(Dataset entries begins)
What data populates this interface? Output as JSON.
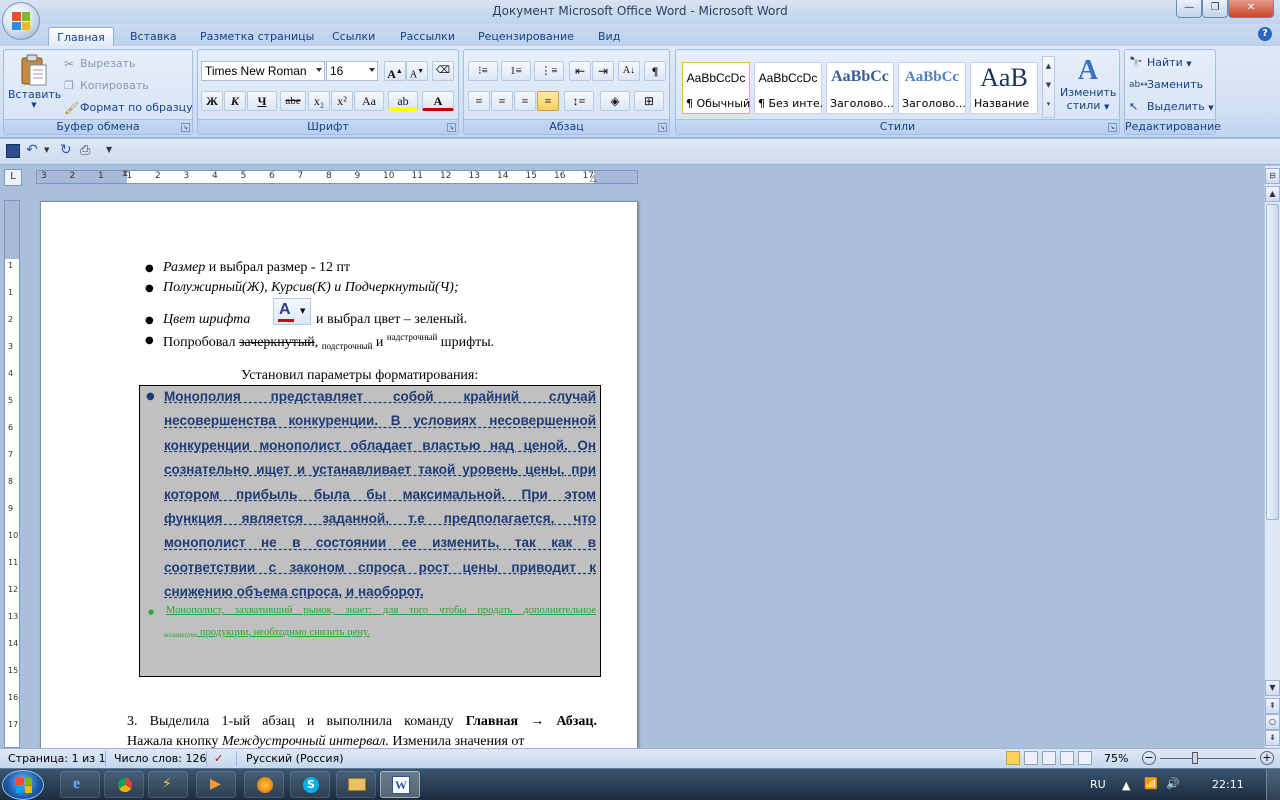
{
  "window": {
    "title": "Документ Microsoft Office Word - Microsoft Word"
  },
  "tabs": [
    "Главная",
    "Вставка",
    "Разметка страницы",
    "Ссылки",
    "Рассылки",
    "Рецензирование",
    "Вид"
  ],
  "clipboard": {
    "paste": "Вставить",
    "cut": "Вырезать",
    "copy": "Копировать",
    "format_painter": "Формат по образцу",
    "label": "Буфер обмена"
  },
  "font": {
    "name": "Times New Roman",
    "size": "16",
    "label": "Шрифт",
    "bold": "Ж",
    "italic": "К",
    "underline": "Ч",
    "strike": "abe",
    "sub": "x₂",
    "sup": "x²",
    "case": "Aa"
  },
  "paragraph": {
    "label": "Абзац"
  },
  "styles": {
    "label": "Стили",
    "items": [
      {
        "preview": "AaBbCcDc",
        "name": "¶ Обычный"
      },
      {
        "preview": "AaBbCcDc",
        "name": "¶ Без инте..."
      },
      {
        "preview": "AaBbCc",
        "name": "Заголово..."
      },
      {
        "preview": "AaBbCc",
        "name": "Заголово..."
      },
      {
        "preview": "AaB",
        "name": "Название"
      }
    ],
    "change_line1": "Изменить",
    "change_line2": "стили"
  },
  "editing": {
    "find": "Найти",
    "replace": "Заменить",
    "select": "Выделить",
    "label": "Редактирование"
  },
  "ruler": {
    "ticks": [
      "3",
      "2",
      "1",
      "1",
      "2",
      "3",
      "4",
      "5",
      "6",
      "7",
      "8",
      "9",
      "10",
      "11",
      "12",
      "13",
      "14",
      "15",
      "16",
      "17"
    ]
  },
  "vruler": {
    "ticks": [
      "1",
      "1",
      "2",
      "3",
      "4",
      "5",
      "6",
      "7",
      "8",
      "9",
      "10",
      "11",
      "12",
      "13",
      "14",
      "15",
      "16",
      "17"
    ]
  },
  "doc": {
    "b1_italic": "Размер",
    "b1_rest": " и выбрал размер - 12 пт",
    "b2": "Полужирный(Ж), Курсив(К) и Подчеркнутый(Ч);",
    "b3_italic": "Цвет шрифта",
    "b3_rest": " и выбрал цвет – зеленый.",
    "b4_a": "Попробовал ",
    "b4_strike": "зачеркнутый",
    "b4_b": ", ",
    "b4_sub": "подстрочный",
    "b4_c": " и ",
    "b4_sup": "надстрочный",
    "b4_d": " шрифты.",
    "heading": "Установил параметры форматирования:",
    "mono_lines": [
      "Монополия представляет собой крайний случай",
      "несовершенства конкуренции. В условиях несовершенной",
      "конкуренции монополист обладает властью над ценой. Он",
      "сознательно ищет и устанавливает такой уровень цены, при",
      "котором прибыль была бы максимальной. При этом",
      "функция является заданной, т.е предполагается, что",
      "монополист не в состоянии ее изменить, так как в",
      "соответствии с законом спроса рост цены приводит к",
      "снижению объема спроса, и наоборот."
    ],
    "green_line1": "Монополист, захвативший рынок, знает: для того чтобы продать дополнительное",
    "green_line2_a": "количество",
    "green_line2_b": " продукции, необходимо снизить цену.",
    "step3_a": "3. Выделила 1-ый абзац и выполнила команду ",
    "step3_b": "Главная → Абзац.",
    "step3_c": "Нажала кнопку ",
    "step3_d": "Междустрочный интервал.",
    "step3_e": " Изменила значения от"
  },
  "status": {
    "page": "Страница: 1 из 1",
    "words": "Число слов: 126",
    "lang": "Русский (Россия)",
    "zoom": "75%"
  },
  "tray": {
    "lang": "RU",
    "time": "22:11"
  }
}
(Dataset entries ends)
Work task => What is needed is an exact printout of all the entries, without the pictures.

Final answer =>
What data populates this interface? Output as JSON.
{
  "window": {
    "title": "Документ Microsoft Office Word - Microsoft Word"
  },
  "tabs": [
    "Главная",
    "Вставка",
    "Разметка страницы",
    "Ссылки",
    "Рассылки",
    "Рецензирование",
    "Вид"
  ],
  "clipboard": {
    "paste": "Вставить",
    "cut": "Вырезать",
    "copy": "Копировать",
    "format_painter": "Формат по образцу",
    "label": "Буфер обмена"
  },
  "font": {
    "name": "Times New Roman",
    "size": "16",
    "label": "Шрифт",
    "bold": "Ж",
    "italic": "К",
    "underline": "Ч",
    "strike": "abe",
    "sub": "x₂",
    "sup": "x²",
    "case": "Aa"
  },
  "paragraph": {
    "label": "Абзац"
  },
  "styles": {
    "label": "Стили",
    "items": [
      {
        "preview": "AaBbCcDc",
        "name": "¶ Обычный"
      },
      {
        "preview": "AaBbCcDc",
        "name": "¶ Без инте..."
      },
      {
        "preview": "AaBbCc",
        "name": "Заголово..."
      },
      {
        "preview": "AaBbCc",
        "name": "Заголово..."
      },
      {
        "preview": "AaB",
        "name": "Название"
      }
    ],
    "change_line1": "Изменить",
    "change_line2": "стили"
  },
  "editing": {
    "find": "Найти",
    "replace": "Заменить",
    "select": "Выделить",
    "label": "Редактирование"
  },
  "ruler": {
    "ticks": [
      "3",
      "2",
      "1",
      "1",
      "2",
      "3",
      "4",
      "5",
      "6",
      "7",
      "8",
      "9",
      "10",
      "11",
      "12",
      "13",
      "14",
      "15",
      "16",
      "17"
    ]
  },
  "vruler": {
    "ticks": [
      "1",
      "1",
      "2",
      "3",
      "4",
      "5",
      "6",
      "7",
      "8",
      "9",
      "10",
      "11",
      "12",
      "13",
      "14",
      "15",
      "16",
      "17"
    ]
  },
  "doc": {
    "b1_italic": "Размер",
    "b1_rest": " и выбрал размер - 12 пт",
    "b2": "Полужирный(Ж), Курсив(К) и Подчеркнутый(Ч);",
    "b3_italic": "Цвет шрифта",
    "b3_rest": " и выбрал цвет – зеленый.",
    "b4_a": "Попробовал ",
    "b4_strike": "зачеркнутый",
    "b4_b": ", ",
    "b4_sub": "подстрочный",
    "b4_c": " и ",
    "b4_sup": "надстрочный",
    "b4_d": " шрифты.",
    "heading": "Установил параметры форматирования:",
    "mono_lines": [
      "Монополия представляет собой крайний случай",
      "несовершенства конкуренции. В условиях несовершенной",
      "конкуренции монополист обладает властью над ценой. Он",
      "сознательно ищет и устанавливает такой уровень цены, при",
      "котором прибыль была бы максимальной. При этом",
      "функция является заданной, т.е предполагается, что",
      "монополист не в состоянии ее изменить, так как в",
      "соответствии с законом спроса рост цены приводит к",
      "снижению объема спроса, и наоборот."
    ],
    "green_line1": "Монополист, захвативший рынок, знает: для того чтобы продать дополнительное",
    "green_line2_a": "количество",
    "green_line2_b": " продукции, необходимо снизить цену.",
    "step3_a": "3. Выделила 1-ый абзац и выполнила команду ",
    "step3_b": "Главная → Абзац.",
    "step3_c": "Нажала кнопку ",
    "step3_d": "Междустрочный интервал.",
    "step3_e": " Изменила значения от"
  },
  "status": {
    "page": "Страница: 1 из 1",
    "words": "Число слов: 126",
    "lang": "Русский (Россия)",
    "zoom": "75%"
  },
  "tray": {
    "lang": "RU",
    "time": "22:11"
  }
}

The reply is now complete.